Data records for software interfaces
┄┄┄┄┄┄

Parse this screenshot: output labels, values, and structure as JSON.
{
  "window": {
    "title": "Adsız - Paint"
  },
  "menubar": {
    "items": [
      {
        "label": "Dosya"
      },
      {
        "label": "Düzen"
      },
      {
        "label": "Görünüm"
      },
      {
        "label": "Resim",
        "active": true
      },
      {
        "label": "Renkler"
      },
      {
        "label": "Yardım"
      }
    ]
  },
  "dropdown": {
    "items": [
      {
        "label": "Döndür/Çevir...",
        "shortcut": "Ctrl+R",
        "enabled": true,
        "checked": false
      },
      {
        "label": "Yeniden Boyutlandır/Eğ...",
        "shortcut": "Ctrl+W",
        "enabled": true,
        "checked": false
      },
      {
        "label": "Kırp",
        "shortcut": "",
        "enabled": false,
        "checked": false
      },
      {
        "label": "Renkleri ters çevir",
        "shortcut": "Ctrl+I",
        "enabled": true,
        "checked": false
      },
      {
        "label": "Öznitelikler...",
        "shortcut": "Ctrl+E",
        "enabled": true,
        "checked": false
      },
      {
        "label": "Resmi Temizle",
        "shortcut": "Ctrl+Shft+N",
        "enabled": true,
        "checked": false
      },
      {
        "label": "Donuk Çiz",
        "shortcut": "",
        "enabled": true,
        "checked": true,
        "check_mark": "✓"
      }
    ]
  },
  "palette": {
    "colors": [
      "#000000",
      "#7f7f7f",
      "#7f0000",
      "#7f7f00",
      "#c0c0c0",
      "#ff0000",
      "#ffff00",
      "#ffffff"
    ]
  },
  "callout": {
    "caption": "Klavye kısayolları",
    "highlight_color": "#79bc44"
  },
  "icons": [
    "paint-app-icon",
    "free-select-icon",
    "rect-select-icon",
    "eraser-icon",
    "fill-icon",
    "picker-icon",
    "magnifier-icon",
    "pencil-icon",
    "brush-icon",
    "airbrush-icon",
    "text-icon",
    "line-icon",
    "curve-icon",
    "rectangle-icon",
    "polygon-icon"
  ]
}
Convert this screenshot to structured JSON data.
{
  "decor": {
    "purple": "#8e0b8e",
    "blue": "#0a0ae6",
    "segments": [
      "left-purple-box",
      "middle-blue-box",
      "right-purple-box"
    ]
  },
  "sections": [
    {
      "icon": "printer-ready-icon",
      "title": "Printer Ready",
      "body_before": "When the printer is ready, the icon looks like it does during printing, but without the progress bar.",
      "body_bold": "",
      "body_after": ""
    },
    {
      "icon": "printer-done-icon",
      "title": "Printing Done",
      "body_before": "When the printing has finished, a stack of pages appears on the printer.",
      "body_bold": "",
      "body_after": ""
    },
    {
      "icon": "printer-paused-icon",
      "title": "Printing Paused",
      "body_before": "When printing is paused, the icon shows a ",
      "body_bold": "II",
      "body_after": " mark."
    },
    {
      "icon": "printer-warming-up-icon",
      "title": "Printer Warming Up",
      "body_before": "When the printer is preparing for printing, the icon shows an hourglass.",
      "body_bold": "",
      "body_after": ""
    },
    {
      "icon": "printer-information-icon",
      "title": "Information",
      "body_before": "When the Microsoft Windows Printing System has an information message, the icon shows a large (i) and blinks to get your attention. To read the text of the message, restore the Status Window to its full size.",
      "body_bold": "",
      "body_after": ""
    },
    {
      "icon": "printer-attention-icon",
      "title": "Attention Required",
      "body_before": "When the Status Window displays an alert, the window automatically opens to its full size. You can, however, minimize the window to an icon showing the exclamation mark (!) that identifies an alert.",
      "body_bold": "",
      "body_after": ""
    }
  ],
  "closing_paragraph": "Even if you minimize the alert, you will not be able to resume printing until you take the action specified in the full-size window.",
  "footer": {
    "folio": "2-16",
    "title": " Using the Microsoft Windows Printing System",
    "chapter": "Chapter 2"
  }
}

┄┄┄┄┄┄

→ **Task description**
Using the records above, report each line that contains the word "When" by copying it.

→ **Reply to the exercise**
      "body_before": "When the printer is ready, the icon looks like it does during printing, but without the progress bar.",
      "body_before": "When the printing has finished, a stack of pages appears on the printer.",
      "body_before": "When printing is paused, the icon shows a ",
      "body_before": "When the printer is preparing for printing, the icon shows an hourglass.",
      "body_before": "When the Microsoft Windows Printing System has an information message, the icon shows a large (i) and blinks to get your attention. To read the text of the message, restore the Status Window to its full size.",
      "body_before": "When the Status Window displays an alert, the window automatically opens to its full size. You can, however, minimize the window to an icon showing the exclamation mark (!) that identifies an alert.",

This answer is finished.